However, previous studies suggesting that breast cancer during pregnancy makes the disease more aggressive and more likely to return are being contradicted by new research from the University of Texas M. D. Anderson Cancer Center.
"There was always the concern that patients with breast cancer would have a more aggressive form of breast cancer, or have a worse prognosis, because of their pregnancy,” said Dr. Laurie Kirstein, a breast surgeon at the Texas center.
Researchers at M. D. Anderson found that pregnant women who develop breast cancer have the same survival rate and the same risk of the cancer's returning as other women.
The earlier studies had linked the gloomier prognoses to hormone levels during pregnancy.
What remains the same is that pregnancy makes finding and treating breast cancer more complicated because radiation and most chemotherapies are dangerous to the fetus.
"You can do surgery, and there are certain chemotherapies that we have found to be safe, at least during the second and third trimesters of pregnancy,” Kirstein said.
While mammograms can't be used, ultrasounds are an effective tool to spot breast cancer tumors. But the study found that tumors discovered in pregnant patients were often more advanced.
"Sometimes people, patients or doctors, may think that a lump in the breast is due to the pregnancy itself and they don't get a workup of the lump that they find,” Kirstein said.
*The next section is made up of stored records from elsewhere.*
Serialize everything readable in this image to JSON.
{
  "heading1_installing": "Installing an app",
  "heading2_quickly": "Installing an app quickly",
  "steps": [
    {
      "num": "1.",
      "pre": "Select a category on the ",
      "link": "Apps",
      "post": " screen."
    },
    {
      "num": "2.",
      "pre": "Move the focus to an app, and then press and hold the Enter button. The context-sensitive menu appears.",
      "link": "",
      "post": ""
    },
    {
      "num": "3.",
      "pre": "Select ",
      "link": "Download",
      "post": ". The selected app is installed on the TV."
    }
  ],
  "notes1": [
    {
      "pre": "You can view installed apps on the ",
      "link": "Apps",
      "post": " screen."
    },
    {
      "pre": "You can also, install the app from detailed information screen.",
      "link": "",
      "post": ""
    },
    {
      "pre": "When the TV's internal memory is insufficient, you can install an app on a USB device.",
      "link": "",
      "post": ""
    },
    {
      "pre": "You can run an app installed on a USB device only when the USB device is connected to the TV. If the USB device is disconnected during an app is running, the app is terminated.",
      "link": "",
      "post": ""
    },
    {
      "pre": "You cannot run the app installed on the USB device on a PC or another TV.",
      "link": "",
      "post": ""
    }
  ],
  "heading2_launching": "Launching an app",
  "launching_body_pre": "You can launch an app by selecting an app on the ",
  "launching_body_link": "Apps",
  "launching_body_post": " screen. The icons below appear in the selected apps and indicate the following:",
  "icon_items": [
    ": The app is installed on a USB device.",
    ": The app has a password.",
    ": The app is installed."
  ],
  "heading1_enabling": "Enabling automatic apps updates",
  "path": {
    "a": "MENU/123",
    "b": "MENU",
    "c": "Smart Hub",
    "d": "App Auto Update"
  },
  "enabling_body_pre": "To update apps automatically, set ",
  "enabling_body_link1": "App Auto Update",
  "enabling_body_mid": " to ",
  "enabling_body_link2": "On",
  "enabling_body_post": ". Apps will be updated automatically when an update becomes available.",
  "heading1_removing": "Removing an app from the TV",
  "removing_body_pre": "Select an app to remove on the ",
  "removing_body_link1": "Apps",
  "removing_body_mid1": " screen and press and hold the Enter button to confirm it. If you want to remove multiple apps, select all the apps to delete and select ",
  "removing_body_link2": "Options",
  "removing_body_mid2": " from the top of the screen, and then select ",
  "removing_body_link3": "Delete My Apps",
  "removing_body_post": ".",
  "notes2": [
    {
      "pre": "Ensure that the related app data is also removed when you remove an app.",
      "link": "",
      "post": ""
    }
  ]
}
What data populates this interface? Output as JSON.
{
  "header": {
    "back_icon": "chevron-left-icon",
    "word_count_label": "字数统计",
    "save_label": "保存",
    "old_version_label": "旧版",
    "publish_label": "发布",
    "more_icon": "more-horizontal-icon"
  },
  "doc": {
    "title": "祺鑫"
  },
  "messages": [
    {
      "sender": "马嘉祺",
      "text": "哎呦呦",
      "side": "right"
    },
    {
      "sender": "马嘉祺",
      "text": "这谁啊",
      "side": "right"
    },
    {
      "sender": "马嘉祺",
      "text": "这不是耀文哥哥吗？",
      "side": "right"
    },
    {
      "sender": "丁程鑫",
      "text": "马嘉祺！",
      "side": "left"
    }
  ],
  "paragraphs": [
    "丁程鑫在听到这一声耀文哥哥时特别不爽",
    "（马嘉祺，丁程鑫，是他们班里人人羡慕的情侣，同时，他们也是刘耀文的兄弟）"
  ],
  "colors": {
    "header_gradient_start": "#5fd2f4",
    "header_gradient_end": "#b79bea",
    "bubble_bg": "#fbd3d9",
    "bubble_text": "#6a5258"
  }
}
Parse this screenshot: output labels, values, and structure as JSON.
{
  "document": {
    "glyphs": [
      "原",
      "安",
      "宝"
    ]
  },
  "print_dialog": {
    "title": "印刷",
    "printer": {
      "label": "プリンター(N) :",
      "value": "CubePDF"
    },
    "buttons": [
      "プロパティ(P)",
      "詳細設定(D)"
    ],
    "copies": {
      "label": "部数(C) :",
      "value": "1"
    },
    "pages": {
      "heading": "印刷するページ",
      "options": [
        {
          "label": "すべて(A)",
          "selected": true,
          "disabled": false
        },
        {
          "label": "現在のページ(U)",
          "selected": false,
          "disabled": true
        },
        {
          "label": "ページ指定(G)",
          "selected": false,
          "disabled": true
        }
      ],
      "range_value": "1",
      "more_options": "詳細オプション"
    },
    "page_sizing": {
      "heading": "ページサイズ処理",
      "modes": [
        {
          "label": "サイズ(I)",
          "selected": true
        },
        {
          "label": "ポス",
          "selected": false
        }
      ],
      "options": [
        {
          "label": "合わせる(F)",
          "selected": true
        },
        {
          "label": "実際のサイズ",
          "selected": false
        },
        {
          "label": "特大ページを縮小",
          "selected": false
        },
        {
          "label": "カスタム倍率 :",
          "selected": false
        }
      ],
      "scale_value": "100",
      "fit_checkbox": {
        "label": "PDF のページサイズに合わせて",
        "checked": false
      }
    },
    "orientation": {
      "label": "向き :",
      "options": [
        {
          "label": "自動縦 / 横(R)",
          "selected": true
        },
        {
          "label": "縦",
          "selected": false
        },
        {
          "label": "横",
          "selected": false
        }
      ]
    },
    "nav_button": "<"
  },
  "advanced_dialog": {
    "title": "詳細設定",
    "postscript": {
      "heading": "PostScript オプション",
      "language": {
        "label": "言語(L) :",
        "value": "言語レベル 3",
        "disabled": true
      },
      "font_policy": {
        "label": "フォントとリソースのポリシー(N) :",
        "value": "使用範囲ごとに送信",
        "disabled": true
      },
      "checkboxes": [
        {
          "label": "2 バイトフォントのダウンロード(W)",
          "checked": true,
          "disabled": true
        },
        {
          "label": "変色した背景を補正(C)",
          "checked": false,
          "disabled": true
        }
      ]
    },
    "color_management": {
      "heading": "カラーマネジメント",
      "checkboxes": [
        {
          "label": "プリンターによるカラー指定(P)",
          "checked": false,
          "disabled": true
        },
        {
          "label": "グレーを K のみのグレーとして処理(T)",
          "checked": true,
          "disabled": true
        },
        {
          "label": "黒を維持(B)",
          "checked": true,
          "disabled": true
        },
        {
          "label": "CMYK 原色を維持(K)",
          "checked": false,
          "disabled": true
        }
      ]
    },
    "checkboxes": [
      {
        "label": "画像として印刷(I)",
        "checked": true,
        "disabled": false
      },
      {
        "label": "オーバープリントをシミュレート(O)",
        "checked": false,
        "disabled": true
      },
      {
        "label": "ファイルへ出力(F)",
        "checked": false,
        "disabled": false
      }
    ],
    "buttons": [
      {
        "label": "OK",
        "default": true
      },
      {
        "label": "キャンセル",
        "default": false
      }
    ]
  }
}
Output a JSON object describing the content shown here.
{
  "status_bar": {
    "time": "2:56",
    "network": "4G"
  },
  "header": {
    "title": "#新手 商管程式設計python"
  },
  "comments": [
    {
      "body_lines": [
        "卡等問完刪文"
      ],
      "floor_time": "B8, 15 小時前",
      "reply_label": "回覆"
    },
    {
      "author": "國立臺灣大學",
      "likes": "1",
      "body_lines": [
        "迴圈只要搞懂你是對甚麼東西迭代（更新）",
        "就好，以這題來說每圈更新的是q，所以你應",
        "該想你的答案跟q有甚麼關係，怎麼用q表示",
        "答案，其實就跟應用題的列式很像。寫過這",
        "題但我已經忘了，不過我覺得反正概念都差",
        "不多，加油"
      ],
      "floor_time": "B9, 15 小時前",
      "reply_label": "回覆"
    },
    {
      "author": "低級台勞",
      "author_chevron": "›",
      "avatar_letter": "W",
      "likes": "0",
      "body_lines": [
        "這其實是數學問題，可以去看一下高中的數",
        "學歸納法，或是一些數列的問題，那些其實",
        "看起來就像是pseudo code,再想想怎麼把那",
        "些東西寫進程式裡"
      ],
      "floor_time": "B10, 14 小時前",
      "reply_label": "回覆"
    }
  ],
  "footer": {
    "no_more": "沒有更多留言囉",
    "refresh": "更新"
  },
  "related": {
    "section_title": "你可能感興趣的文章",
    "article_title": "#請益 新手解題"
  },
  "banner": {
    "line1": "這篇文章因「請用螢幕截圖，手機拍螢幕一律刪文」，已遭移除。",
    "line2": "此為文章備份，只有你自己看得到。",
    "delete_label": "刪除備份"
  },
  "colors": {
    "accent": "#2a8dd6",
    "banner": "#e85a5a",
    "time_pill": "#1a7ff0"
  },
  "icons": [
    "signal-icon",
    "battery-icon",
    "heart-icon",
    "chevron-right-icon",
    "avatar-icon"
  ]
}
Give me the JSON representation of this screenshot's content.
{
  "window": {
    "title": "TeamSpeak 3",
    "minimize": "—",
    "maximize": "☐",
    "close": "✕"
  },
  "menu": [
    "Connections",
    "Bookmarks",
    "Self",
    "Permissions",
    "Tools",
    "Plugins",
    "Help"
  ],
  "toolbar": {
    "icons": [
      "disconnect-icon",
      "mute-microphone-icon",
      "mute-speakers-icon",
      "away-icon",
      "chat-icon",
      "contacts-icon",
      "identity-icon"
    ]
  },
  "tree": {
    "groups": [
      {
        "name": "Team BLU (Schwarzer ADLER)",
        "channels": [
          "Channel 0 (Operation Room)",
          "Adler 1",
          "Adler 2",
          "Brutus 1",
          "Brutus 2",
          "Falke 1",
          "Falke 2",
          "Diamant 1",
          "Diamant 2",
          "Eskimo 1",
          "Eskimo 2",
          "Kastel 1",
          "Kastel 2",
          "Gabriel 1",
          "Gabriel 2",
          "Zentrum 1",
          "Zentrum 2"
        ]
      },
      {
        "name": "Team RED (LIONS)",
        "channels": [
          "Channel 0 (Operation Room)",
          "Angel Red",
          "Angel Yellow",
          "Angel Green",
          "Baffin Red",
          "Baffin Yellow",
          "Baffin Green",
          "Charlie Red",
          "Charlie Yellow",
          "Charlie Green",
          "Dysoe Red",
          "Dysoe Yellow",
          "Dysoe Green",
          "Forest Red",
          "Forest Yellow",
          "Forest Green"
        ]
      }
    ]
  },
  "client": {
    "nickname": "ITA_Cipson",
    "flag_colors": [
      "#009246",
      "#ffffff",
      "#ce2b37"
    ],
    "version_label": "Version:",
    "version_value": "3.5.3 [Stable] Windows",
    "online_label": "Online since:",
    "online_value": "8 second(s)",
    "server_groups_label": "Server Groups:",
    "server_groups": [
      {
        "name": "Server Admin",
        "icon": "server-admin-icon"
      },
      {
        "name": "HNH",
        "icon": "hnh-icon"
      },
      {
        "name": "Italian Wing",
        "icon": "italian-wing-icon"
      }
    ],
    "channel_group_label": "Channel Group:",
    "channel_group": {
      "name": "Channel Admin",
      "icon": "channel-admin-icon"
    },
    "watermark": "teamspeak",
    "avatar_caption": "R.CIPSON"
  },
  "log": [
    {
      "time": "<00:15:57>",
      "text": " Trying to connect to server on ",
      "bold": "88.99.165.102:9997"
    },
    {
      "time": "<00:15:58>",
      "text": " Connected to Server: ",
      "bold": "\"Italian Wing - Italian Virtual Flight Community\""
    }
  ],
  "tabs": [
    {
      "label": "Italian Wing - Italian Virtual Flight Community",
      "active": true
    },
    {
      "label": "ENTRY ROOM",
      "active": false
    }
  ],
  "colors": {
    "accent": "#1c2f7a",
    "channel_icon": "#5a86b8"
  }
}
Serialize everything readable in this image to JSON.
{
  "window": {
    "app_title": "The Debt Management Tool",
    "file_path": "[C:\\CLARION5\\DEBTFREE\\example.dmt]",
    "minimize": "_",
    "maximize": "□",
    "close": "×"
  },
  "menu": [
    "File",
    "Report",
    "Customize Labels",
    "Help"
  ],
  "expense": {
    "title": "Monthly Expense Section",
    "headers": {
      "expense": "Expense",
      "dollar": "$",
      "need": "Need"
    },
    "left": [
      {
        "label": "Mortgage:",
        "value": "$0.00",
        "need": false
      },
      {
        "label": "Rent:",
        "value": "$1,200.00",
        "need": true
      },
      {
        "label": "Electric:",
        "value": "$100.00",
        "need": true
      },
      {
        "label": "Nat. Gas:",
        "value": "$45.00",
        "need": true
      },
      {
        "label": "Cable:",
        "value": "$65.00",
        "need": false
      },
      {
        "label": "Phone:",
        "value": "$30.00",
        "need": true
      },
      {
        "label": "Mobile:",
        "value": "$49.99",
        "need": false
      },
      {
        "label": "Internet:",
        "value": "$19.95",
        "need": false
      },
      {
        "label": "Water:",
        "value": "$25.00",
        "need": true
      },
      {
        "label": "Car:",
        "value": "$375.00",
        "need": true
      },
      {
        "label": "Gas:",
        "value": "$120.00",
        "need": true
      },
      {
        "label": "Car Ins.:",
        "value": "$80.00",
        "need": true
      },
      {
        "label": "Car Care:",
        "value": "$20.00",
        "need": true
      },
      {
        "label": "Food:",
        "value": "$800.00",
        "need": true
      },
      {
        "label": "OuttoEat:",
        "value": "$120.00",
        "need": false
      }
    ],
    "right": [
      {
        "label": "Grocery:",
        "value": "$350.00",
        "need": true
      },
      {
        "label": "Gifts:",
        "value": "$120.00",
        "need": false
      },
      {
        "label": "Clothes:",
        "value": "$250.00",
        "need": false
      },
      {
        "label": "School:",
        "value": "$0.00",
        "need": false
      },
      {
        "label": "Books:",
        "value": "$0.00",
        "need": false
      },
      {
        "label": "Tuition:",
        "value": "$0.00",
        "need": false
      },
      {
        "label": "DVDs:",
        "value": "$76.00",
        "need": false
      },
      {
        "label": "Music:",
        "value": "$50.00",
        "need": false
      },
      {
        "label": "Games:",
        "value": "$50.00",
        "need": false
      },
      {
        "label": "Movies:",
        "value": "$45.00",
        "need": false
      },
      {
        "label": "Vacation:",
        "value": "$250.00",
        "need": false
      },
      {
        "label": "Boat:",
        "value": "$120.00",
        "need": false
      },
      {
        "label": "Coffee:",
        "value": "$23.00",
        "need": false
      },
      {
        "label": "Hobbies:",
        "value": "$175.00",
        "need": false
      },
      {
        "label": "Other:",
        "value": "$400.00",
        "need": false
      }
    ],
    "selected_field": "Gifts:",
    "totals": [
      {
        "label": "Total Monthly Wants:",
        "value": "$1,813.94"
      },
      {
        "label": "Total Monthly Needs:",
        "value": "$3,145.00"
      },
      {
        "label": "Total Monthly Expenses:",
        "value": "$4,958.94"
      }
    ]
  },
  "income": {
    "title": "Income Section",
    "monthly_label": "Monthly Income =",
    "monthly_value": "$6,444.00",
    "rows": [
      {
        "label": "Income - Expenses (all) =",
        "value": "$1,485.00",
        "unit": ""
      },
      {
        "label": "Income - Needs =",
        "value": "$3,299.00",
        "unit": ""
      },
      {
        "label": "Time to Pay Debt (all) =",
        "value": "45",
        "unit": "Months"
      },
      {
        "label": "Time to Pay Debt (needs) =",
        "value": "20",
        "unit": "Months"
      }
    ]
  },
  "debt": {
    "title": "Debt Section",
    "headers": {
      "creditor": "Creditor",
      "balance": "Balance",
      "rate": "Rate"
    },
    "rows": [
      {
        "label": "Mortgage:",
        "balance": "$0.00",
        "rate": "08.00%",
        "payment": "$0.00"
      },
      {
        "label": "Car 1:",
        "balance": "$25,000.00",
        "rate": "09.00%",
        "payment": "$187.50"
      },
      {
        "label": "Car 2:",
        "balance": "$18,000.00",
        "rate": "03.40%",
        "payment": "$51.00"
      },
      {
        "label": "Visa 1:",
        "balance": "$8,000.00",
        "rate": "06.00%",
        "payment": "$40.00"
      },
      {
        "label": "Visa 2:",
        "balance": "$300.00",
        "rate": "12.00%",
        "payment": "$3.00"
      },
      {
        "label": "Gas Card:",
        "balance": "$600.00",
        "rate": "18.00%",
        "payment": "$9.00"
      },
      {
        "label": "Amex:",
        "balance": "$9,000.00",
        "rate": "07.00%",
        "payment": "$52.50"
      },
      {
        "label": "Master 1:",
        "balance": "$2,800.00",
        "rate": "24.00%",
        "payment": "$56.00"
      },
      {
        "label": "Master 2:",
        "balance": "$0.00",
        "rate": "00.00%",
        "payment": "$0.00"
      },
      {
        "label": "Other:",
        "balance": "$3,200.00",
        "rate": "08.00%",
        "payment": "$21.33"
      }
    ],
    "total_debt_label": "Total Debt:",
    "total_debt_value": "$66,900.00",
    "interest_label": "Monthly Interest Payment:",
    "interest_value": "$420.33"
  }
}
Kirstein stressed that pregnant women should continue self-breast exams and be aware of any changes in their breasts.